Even the diploid collections of this species are poor pollen producers (Brucher 1990), so seed production may be difficult.
It isn’t clear how much this species has been used in breeding. There are quite a few papers from the 1920s and earlier that mention crosses between the domesticated potato and S. maglia, but it appears that S. maglia was commonly confused with Chilean domesticated potatoes. Modern varieties that include S. maglia in their pedigrees (usually distantly, through a S. demissum x S. maglia hybrid called Reddick 229) include Ashworth (Hougas 1956), Compbell 12, Caribe, Cascade, Centennial Russet, Crystal, Dakchip, Sunrise (Plaisted 1989), and Itasca (Love 1999).
It seems like S. maglia might be useful for breeding with domesticated diploids because the plants are large with heavy foliage and the tuberization is day neutral. It might be possible to produce larger, earlier, higher yielding diploid potatoes by crossing the two. S. maglia has unfortunately high glycoalkaloids, but domesticated diploids tend to have very low concentrations, so it should be possible to select some that are palatable. Of course, it is easy to imagine progeny from crosses that have only the desirable traits. It is possible that S. maglia may bring too much wild potato “baggage” to be practical.
Crosses with S. tuberosum
I have found it pretty easy to cross domesticated diploids to S. maglia. Most crosses result in berries with 10 to 20 seeds. The seeds have germinated at 80% or better. Unfortunately, many of the seedlings have lacked vigor and died before forming true leaves. It seems that a lot of the seedlings may suffer from hybrid necrosis. So far, first generation crosses have been at least female fertile and one has been male fertile as well.
Sutton (1909) described making hundreds of crosses of S. tuberosum to S. maglia before obtaining a single hybrid. Presumably the S. tuberosum pollinator was tetraploid in this case.
Luther Burbank (1915) crossed a plant that he described as S. maglia with S. tuberosum, producing a plant he described as a “pomato,” which produced large tomato-like edible fruits. His description is not consistent with S. maglia and may have just been Chilean S. tuberosum.
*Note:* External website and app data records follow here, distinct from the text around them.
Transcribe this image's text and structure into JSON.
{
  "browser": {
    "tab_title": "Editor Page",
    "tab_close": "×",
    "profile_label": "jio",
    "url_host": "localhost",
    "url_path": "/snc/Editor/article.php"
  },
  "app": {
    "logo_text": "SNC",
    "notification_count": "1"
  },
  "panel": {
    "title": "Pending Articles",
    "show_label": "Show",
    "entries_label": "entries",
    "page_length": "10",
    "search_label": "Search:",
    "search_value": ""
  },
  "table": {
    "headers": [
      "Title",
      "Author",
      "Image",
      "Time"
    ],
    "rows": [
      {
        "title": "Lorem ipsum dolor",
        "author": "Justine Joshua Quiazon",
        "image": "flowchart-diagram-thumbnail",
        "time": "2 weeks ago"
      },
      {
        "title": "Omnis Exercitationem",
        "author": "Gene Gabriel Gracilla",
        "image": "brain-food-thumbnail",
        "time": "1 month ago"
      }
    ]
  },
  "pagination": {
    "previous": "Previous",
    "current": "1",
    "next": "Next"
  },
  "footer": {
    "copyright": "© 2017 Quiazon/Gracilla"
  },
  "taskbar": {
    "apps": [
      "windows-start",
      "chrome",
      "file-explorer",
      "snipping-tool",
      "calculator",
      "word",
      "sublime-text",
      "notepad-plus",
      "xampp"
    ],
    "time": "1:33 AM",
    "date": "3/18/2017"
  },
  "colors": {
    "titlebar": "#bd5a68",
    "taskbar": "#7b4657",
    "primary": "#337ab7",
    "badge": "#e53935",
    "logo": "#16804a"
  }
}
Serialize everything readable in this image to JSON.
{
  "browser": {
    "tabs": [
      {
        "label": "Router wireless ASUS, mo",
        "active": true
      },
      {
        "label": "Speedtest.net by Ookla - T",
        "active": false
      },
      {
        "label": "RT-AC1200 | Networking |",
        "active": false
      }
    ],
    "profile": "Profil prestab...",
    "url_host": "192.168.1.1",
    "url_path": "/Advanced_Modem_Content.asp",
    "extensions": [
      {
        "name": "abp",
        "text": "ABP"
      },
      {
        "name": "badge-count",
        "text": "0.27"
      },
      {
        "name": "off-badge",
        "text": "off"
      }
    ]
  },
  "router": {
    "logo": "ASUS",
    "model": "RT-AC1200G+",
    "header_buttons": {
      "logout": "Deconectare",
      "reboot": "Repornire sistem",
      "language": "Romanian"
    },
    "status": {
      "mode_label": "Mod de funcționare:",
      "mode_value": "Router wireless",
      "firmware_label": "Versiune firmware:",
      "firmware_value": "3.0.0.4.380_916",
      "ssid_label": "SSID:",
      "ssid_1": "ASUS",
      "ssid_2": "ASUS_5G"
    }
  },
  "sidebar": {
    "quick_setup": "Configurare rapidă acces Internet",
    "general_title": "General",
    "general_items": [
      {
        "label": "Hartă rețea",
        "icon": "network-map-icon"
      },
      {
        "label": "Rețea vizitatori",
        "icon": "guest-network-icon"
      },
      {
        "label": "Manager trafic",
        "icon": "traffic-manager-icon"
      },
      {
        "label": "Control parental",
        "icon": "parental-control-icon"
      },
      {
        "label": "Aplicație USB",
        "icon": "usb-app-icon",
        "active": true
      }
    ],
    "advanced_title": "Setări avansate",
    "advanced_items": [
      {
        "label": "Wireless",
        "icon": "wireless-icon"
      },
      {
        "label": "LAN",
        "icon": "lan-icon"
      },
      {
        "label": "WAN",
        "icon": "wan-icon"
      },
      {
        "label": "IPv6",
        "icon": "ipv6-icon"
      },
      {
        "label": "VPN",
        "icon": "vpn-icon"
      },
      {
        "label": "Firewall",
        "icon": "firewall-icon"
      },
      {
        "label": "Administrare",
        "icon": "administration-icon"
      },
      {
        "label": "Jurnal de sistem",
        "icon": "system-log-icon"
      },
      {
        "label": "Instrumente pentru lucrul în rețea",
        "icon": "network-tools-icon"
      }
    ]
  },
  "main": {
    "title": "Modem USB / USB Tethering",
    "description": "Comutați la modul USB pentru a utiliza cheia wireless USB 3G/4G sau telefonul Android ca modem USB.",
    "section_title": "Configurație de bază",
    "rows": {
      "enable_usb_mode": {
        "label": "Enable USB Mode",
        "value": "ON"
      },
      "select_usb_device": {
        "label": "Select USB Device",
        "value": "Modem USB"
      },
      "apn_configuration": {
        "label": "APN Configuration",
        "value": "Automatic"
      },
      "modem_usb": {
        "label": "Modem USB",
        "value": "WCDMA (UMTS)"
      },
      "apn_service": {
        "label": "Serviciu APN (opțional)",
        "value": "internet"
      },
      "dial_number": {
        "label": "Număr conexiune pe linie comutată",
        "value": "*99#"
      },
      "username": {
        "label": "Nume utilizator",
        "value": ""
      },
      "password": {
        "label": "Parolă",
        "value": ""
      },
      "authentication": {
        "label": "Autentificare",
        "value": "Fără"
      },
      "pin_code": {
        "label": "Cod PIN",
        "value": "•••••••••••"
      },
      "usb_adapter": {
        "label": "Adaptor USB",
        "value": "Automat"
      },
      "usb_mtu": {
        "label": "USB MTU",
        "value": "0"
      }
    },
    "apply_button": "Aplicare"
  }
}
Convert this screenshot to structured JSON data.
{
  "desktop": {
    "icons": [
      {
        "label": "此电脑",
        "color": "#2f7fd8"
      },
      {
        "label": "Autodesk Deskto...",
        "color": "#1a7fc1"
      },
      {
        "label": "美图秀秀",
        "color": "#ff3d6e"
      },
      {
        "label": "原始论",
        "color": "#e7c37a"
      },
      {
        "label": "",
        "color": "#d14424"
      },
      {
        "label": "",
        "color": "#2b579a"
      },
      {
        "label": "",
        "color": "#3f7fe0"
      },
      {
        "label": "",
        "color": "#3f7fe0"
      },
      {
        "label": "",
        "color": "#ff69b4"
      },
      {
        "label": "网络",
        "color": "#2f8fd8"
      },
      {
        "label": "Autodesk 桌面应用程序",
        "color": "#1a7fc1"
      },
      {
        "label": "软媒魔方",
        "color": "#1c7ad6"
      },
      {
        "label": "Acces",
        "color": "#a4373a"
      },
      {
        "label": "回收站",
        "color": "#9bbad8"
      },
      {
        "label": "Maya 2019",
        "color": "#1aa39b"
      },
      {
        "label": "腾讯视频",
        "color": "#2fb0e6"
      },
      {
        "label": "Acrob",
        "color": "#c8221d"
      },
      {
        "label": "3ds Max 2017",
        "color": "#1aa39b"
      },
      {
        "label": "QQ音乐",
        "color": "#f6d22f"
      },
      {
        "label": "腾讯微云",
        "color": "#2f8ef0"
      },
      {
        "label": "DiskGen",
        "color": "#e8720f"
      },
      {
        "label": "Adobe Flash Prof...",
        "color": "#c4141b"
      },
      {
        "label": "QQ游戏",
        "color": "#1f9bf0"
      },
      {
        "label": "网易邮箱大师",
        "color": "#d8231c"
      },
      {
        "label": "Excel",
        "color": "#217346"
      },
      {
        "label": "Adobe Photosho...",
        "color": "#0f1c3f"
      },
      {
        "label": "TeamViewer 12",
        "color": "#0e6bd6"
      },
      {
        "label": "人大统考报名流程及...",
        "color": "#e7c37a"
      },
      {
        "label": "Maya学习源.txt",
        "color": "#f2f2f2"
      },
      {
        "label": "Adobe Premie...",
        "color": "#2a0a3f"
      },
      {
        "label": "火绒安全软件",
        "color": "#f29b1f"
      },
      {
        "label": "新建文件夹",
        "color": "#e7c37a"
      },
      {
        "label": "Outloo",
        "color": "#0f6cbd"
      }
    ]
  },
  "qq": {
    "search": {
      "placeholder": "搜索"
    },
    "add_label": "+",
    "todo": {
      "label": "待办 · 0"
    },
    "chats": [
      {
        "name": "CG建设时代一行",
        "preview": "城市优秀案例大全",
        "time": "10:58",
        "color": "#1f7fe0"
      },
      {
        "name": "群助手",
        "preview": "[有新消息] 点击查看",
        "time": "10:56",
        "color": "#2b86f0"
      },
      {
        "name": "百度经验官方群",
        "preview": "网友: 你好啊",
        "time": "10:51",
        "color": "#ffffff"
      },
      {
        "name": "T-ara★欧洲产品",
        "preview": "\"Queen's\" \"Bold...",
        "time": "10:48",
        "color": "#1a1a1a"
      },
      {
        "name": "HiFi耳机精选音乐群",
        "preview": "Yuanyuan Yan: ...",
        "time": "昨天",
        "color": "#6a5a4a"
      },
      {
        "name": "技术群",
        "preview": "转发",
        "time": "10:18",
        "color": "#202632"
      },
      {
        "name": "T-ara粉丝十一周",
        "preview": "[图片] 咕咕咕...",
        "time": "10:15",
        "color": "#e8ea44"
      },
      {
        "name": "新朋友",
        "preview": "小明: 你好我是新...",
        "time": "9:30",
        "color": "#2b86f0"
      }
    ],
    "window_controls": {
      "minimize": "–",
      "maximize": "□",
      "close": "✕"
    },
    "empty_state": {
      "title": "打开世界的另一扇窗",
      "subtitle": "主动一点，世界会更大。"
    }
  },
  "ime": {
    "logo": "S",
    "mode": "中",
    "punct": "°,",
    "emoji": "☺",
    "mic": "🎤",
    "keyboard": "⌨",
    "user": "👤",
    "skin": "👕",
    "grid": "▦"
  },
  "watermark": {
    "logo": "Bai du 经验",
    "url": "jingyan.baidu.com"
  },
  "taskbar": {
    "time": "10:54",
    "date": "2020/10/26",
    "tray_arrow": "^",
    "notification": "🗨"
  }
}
|Female||Male||Berry Set||Seed Set||Germination||Ploidy||Source|
||S. tuberosum (2x)
|S. maglia||S. tuberosum (4x?)
||Very low||Very low||Yes||Sutton 1898|
Crosses with other species
The cultivar Craig’s Bounty, developed in the 1940s includes a S. maglia x S. demissum cross in its pedigree.
|Female||Male||Berry Set||Seed Set||Germination||Ploidy||Source|
|S. maglia||S. kurtzianum||Low||Low||Ispizua 1999|
|S. kurtzianum||S. maglia||Low||Low||Ispizua 1999|
||S. maglia 3x?||Yes||Yes||Yes|